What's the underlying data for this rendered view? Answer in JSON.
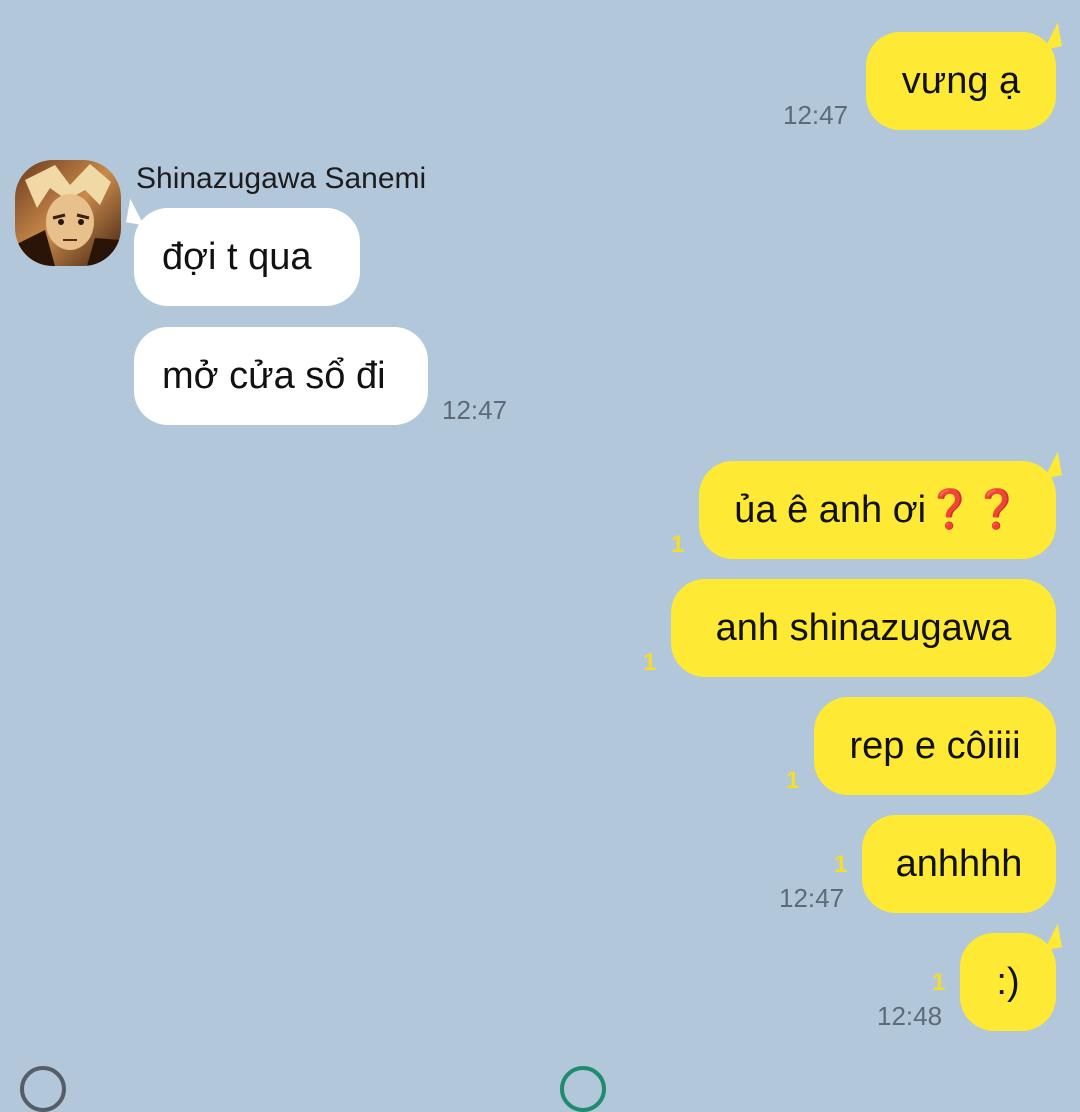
{
  "contact": {
    "name": "Shinazugawa Sanemi",
    "avatar_icon": "anime-character-avatar"
  },
  "messages": [
    {
      "id": "m1",
      "from": "me",
      "text": "vưng ạ",
      "time": "12:47",
      "unread": ""
    },
    {
      "id": "m2",
      "from": "them",
      "text": "đợi t qua",
      "time": ""
    },
    {
      "id": "m3",
      "from": "them",
      "text": "mở cửa sổ đi",
      "time": "12:47"
    },
    {
      "id": "m4",
      "from": "me",
      "text": "ủa ê anh ơi",
      "emoji": "❓❓",
      "time": "",
      "unread": "1"
    },
    {
      "id": "m5",
      "from": "me",
      "text": "anh shinazugawa",
      "time": "",
      "unread": "1"
    },
    {
      "id": "m6",
      "from": "me",
      "text": "rep e côiiii",
      "time": "",
      "unread": "1"
    },
    {
      "id": "m7",
      "from": "me",
      "text": "anhhhh",
      "time": "12:47",
      "unread": "1"
    },
    {
      "id": "m8",
      "from": "me",
      "text": ":)",
      "time": "12:48",
      "unread": "1"
    }
  ],
  "colors": {
    "background": "#b2c7da",
    "my_bubble": "#fee934",
    "their_bubble": "#ffffff",
    "timestamp": "#5d6b78",
    "unread_badge": "#f5dd2b"
  },
  "bottom_bar": {
    "left_icon": "circle-icon",
    "center_icon": "circle-icon"
  }
}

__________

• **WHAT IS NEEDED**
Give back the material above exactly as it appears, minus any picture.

• **ANSWER TO THIS PROBLEM**
What's the underlying data for this rendered view? Answer in JSON.
{
  "contact": {
    "name": "Shinazugawa Sanemi",
    "avatar_icon": "anime-character-avatar"
  },
  "messages": [
    {
      "id": "m1",
      "from": "me",
      "text": "vưng ạ",
      "time": "12:47",
      "unread": ""
    },
    {
      "id": "m2",
      "from": "them",
      "text": "đợi t qua",
      "time": ""
    },
    {
      "id": "m3",
      "from": "them",
      "text": "mở cửa sổ đi",
      "time": "12:47"
    },
    {
      "id": "m4",
      "from": "me",
      "text": "ủa ê anh ơi",
      "emoji": "❓❓",
      "time": "",
      "unread": "1"
    },
    {
      "id": "m5",
      "from": "me",
      "text": "anh shinazugawa",
      "time": "",
      "unread": "1"
    },
    {
      "id": "m6",
      "from": "me",
      "text": "rep e côiiii",
      "time": "",
      "unread": "1"
    },
    {
      "id": "m7",
      "from": "me",
      "text": "anhhhh",
      "time": "12:47",
      "unread": "1"
    },
    {
      "id": "m8",
      "from": "me",
      "text": ":)",
      "time": "12:48",
      "unread": "1"
    }
  ],
  "colors": {
    "background": "#b2c7da",
    "my_bubble": "#fee934",
    "their_bubble": "#ffffff",
    "timestamp": "#5d6b78",
    "unread_badge": "#f5dd2b"
  },
  "bottom_bar": {
    "left_icon": "circle-icon",
    "center_icon": "circle-icon"
  }
}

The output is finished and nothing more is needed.